I would argue that as long as the Boston Beer Co. plans to remain a true craft brewer, success for faux crafts is not a threat. The core markets are too different, as are the brand images. I think the bigger problem belongs to the makers of faux craft beers, which have to be perceived as superior to mainstream beers to earn price premiums. To communicate this, do they not have to reach out toward identity characteristics owned by the craft sector? Here’s a major source of their image problem. Authenticity is a critical brand element of most craft beers. Yet the majors do not even declare parenthood on their faux craft labels. A lot of people think that’s sneaky. And sneaky is the opposite of authentic.
- A Look at the Telestrator
- These charts provide a graphical summary of my point of view. Plotting perceived “craftiness” against sales volume, the dogleg shape of the distribution is clear. High quality and distinctiveness has been a niche market play. Craft manufacturers like Boston Beer Company might push outward toward the area of opportunity (the green rectangle), but if they remain true to their identity, they won’t exceed the craft manufacturing limit. Major brewers, on the other hand, not encumbered by the Brewers Association’s guild-like distinctions, are trying to approach the opportunity as well.
When Craftiness is plotted versus the size of the parent brewery, the market perception gap is even more apparent. As long as craft beer lovers prefer attributes like small and local, the majors will have difficulty luring them, no matter how craftily their beers are brewed.
Respecting Your Legacy
As a corollary, if The Boston Beer Co. is to remain true to it’s own brand, it won’t care about the success of faux crafts. An awakened taste in quality beers, and a continued migration upward toward “real” craft beers should be good for them and the craft sector as a whole. Also, the company is pursuing alternative beverage categories for now (hard tea and cider), a strategy that carries diversification value as well as the possibility of continued growth without compromising BBC’s craft brewery status.
The best news for crafts in general, at least those whose managers care more about quality than market domination, is that if they stick to their core identities, there appears to be plenty of room for continued growth, even in an economy that is still in recovery.
In EVERY category, brand identity analysis is a big league tool you can use to size up the competition. It’s not enough to know the current stats: sales, penetration, promotional spending. You have to establish a context for evaluating potential. I’ve written elsewhere about the fundamentals of brand identity (for example here and here), but the bottom line is that every brand has an essence that carries valuable genetic information about the strategies and tactics it can pursue to fulfill its destiny, as well as those it must avoid. If you understand the brands, you’re half-way home!

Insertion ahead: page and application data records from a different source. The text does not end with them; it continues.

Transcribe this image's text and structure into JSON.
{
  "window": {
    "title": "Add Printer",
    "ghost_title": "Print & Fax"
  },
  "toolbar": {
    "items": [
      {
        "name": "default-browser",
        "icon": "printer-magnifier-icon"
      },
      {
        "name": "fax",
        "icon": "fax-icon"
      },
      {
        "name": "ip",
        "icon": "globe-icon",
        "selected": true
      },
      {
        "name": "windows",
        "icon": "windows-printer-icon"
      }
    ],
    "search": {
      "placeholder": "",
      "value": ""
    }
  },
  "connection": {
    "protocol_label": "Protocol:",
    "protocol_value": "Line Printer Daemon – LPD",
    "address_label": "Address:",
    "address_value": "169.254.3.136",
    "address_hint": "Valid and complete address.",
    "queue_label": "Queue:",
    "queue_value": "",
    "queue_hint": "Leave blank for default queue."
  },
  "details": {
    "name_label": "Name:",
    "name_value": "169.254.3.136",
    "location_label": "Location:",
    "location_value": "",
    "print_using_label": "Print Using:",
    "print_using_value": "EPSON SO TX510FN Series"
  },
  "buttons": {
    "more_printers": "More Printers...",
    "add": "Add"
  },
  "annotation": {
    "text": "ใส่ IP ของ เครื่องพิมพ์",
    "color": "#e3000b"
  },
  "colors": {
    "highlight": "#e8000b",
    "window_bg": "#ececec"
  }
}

What are your thoughts on this line of thinking? If you’re in the brewing sector and have a take on the category, please chime in. And if you’re in another sector, do you see how these principles apply in your case too?